======== GIVEN RECORDS ========

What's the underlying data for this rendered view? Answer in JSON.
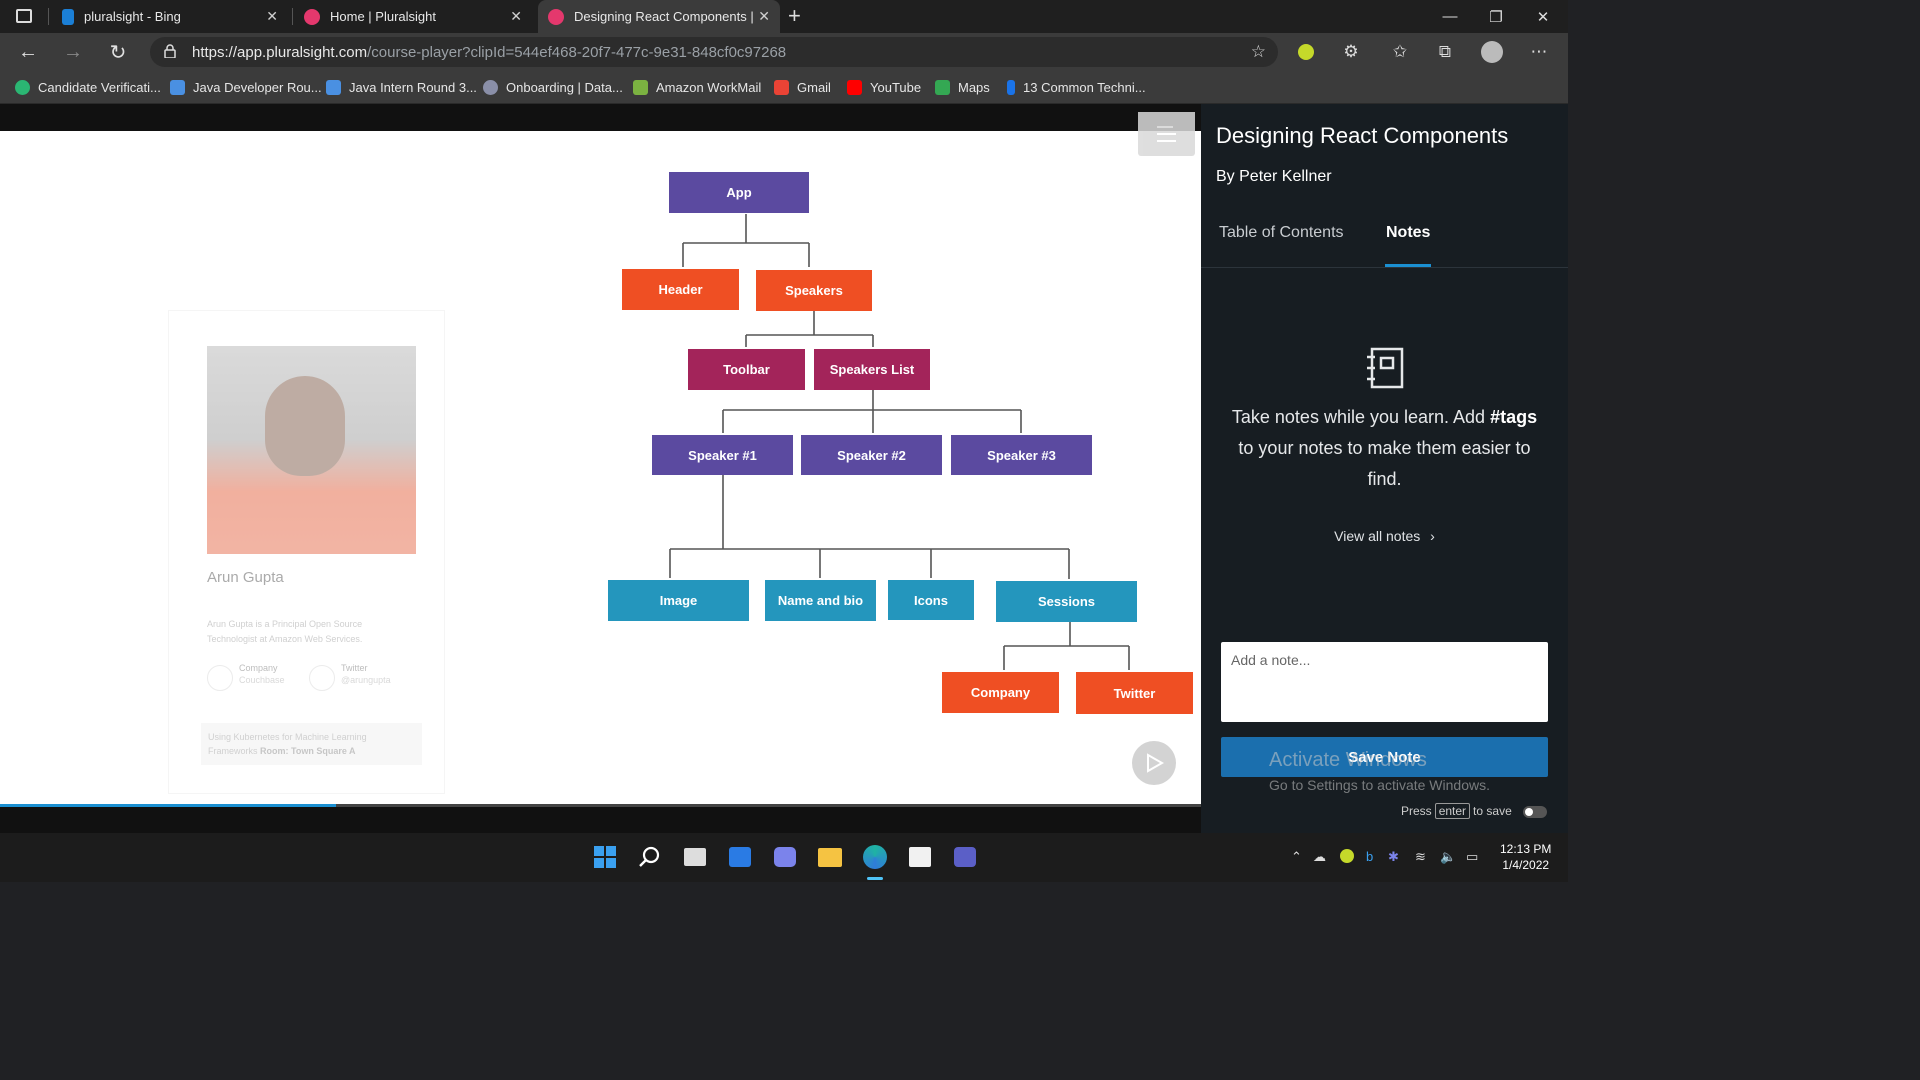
{
  "browser": {
    "tabs": [
      {
        "title": "pluralsight - Bing",
        "favicon": "bing-icon"
      },
      {
        "title": "Home | Pluralsight",
        "favicon": "pluralsight-icon"
      },
      {
        "title": "Designing React Components | P",
        "favicon": "pluralsight-icon",
        "active": true
      }
    ],
    "new_tab": "+",
    "url_host": "https://app.pluralsight.com",
    "url_path": "/course-player?clipId=544ef468-20f7-477c-9e31-848cf0c97268",
    "bookmarks": [
      {
        "label": "Candidate Verificati...",
        "icon": "check-circle-icon",
        "color": "#2bb673"
      },
      {
        "label": "Java Developer Rou...",
        "icon": "cube-icon",
        "color": "#4a90e2"
      },
      {
        "label": "Java Intern Round 3...",
        "icon": "cube-icon",
        "color": "#4a90e2"
      },
      {
        "label": "Onboarding | Data...",
        "icon": "rocket-icon",
        "color": "#8a8fa8"
      },
      {
        "label": "Amazon WorkMail",
        "icon": "mail-icon",
        "color": "#7bb241"
      },
      {
        "label": "Gmail",
        "icon": "gmail-icon",
        "color": "#ea4335"
      },
      {
        "label": "YouTube",
        "icon": "youtube-icon",
        "color": "#ff0000"
      },
      {
        "label": "Maps",
        "icon": "maps-icon",
        "color": "#34a853"
      },
      {
        "label": "13 Common Techni...",
        "icon": "info-icon",
        "color": "#1a73e8"
      }
    ]
  },
  "slide": {
    "card": {
      "name": "Arun Gupta",
      "bio": "Arun Gupta is a Principal Open Source Technologist at Amazon Web Services.",
      "company_label": "Company",
      "company_value": "Couchbase",
      "twitter_label": "Twitter",
      "twitter_value": "@arungupta",
      "session_text": "Using Kubernetes for Machine Learning Frameworks",
      "session_room_label": "Room: Town Square A"
    },
    "diagram": {
      "app": "App",
      "header": "Header",
      "speakers": "Speakers",
      "toolbar": "Toolbar",
      "speakers_list": "Speakers List",
      "speaker1": "Speaker #1",
      "speaker2": "Speaker #2",
      "speaker3": "Speaker #3",
      "image": "Image",
      "name_bio": "Name and bio",
      "icons": "Icons",
      "sessions": "Sessions",
      "company": "Company",
      "twitter": "Twitter"
    },
    "progress": 0.28
  },
  "sidebar": {
    "title": "Designing React Components",
    "author": "By Peter Kellner",
    "tabs": [
      "Table of Contents",
      "Notes"
    ],
    "active_tab": "Notes",
    "empty_line1": "Take notes while you learn. Add",
    "empty_tags": "#tags",
    "empty_line2": "to your notes to make them easier to find.",
    "view_all": "View all notes",
    "note_placeholder": "Add a note...",
    "save_label": "Save Note",
    "press_prefix": "Press",
    "press_key": "enter",
    "press_suffix": "to save"
  },
  "watermark": {
    "line1": "Activate Windows",
    "line2": "Go to Settings to activate Windows."
  },
  "taskbar": {
    "time": "12:13 PM",
    "date": "1/4/2022"
  }
}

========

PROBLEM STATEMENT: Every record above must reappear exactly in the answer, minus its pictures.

WRITTEN REPLY:
What's the underlying data for this rendered view? Answer in JSON.
{
  "browser": {
    "tabs": [
      {
        "title": "pluralsight - Bing",
        "favicon": "bing-icon"
      },
      {
        "title": "Home | Pluralsight",
        "favicon": "pluralsight-icon"
      },
      {
        "title": "Designing React Components | P",
        "favicon": "pluralsight-icon",
        "active": true
      }
    ],
    "new_tab": "+",
    "url_host": "https://app.pluralsight.com",
    "url_path": "/course-player?clipId=544ef468-20f7-477c-9e31-848cf0c97268",
    "bookmarks": [
      {
        "label": "Candidate Verificati...",
        "icon": "check-circle-icon",
        "color": "#2bb673"
      },
      {
        "label": "Java Developer Rou...",
        "icon": "cube-icon",
        "color": "#4a90e2"
      },
      {
        "label": "Java Intern Round 3...",
        "icon": "cube-icon",
        "color": "#4a90e2"
      },
      {
        "label": "Onboarding | Data...",
        "icon": "rocket-icon",
        "color": "#8a8fa8"
      },
      {
        "label": "Amazon WorkMail",
        "icon": "mail-icon",
        "color": "#7bb241"
      },
      {
        "label": "Gmail",
        "icon": "gmail-icon",
        "color": "#ea4335"
      },
      {
        "label": "YouTube",
        "icon": "youtube-icon",
        "color": "#ff0000"
      },
      {
        "label": "Maps",
        "icon": "maps-icon",
        "color": "#34a853"
      },
      {
        "label": "13 Common Techni...",
        "icon": "info-icon",
        "color": "#1a73e8"
      }
    ]
  },
  "slide": {
    "card": {
      "name": "Arun Gupta",
      "bio": "Arun Gupta is a Principal Open Source Technologist at Amazon Web Services.",
      "company_label": "Company",
      "company_value": "Couchbase",
      "twitter_label": "Twitter",
      "twitter_value": "@arungupta",
      "session_text": "Using Kubernetes for Machine Learning Frameworks",
      "session_room_label": "Room: Town Square A"
    },
    "diagram": {
      "app": "App",
      "header": "Header",
      "speakers": "Speakers",
      "toolbar": "Toolbar",
      "speakers_list": "Speakers List",
      "speaker1": "Speaker #1",
      "speaker2": "Speaker #2",
      "speaker3": "Speaker #3",
      "image": "Image",
      "name_bio": "Name and bio",
      "icons": "Icons",
      "sessions": "Sessions",
      "company": "Company",
      "twitter": "Twitter"
    },
    "progress": 0.28
  },
  "sidebar": {
    "title": "Designing React Components",
    "author": "By Peter Kellner",
    "tabs": [
      "Table of Contents",
      "Notes"
    ],
    "active_tab": "Notes",
    "empty_line1": "Take notes while you learn. Add",
    "empty_tags": "#tags",
    "empty_line2": "to your notes to make them easier to find.",
    "view_all": "View all notes",
    "note_placeholder": "Add a note...",
    "save_label": "Save Note",
    "press_prefix": "Press",
    "press_key": "enter",
    "press_suffix": "to save"
  },
  "watermark": {
    "line1": "Activate Windows",
    "line2": "Go to Settings to activate Windows."
  },
  "taskbar": {
    "time": "12:13 PM",
    "date": "1/4/2022"
  }
}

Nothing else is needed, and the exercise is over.